## [AIM OF THE TASK]
Check each line of the listing below for the string "label", then copy every line that has it.

== Segment start ==

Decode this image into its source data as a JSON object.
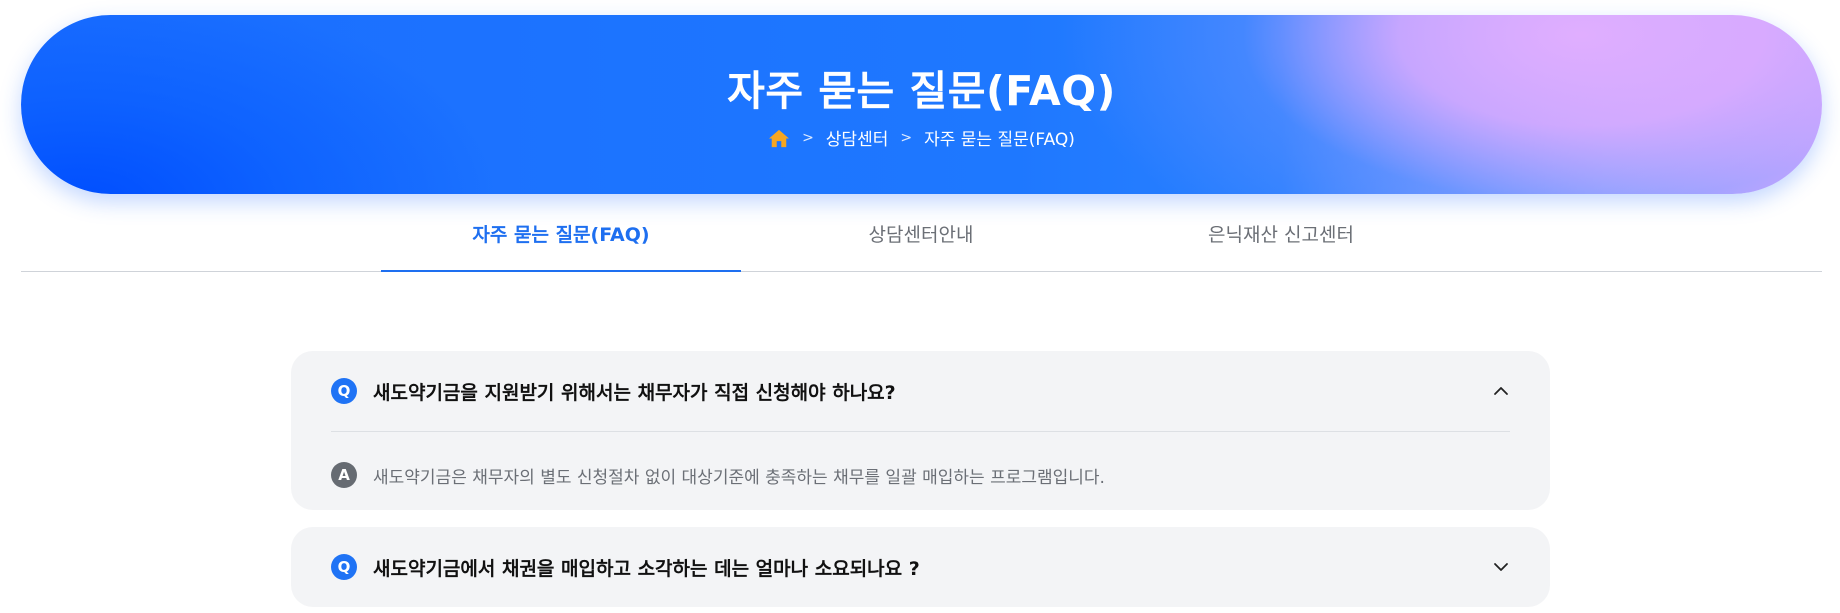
{
  "hero": {
    "title": "자주 묻는 질문(FAQ)",
    "breadcrumb": {
      "home_icon": "home-icon",
      "items": [
        "상담센터",
        "자주 묻는 질문(FAQ)"
      ],
      "separator": ">"
    }
  },
  "tabs": [
    {
      "label": "자주 묻는 질문(FAQ)",
      "active": true
    },
    {
      "label": "상담센터안내",
      "active": false
    },
    {
      "label": "은닉재산 신고센터",
      "active": false
    }
  ],
  "faq": [
    {
      "q_badge": "Q",
      "question": "새도약기금을 지원받기 위해서는 채무자가 직접 신청해야 하나요?",
      "expanded": true,
      "a_badge": "A",
      "answer": "새도약기금은 채무자의 별도 신청절차 없이 대상기준에 충족하는 채무를 일괄 매입하는 프로그램입니다.",
      "toggle_icon": "chevron-up-icon"
    },
    {
      "q_badge": "Q",
      "question": "새도약기금에서 채권을 매입하고 소각하는 데는 얼마나 소요되나요 ?",
      "expanded": false,
      "toggle_icon": "chevron-down-icon"
    }
  ],
  "colors": {
    "accent": "#1e6ff0",
    "hero_gradient_start": "#1a6dff",
    "hero_gradient_end": "#e0acff",
    "home_icon": "#f5a623",
    "faq_background": "#f3f4f6",
    "answer_badge": "#666b72"
  }
}
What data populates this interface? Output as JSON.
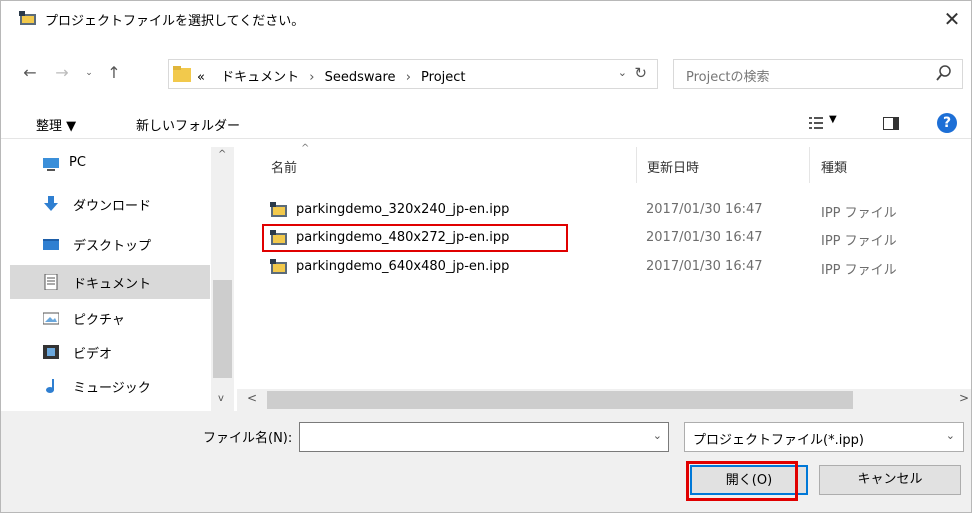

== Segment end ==

## [TASK OUTPUT]
      "label": "자주 묻는 질문(FAQ)",
      "label": "상담센터안내",
      "label": "은닉재산 신고센터",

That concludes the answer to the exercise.